Andrew Guthrie Ferguson,
The Internet of Things and the Fourth Amendment of Effects,
104 Cal. L. Rev. 805
Available at: http://scholarship.law.berkeley.edu/californialawreview/vol104/iss4/1

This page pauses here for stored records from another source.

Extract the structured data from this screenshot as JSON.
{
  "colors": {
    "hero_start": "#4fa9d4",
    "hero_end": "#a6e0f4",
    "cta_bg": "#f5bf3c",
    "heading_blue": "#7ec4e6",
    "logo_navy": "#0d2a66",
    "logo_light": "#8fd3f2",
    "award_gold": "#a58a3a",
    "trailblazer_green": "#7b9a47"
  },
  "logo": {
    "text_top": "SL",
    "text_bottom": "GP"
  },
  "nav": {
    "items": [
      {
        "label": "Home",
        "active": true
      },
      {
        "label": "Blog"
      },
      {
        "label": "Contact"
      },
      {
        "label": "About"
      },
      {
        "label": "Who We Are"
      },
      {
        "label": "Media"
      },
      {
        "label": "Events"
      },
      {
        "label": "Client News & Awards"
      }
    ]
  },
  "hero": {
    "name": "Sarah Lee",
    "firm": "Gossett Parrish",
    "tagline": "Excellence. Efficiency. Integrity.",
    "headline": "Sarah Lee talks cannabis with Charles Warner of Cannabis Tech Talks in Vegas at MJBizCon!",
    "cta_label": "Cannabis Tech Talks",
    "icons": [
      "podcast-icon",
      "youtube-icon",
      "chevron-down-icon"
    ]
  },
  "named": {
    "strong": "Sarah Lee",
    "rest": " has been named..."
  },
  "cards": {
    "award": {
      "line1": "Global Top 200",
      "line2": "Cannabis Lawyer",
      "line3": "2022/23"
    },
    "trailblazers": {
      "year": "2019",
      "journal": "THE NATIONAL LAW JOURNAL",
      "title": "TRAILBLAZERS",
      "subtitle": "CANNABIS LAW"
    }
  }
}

“Smart objects” connected to the “Internet of Things” present new possibilities for technological surveillance. This network of smart devices also poses a new challenge for a Fourth Amendment built around “effects.” The constitutional language protecting “persons, houses, papers, and effects” from unreasonable searches and seizures must confront this change. This Article addresses how a Fourth Amendment built on old-fashioned “effects” can address a new world where things are no longer just inactive, static objects, but objects that create and communicate data with other things.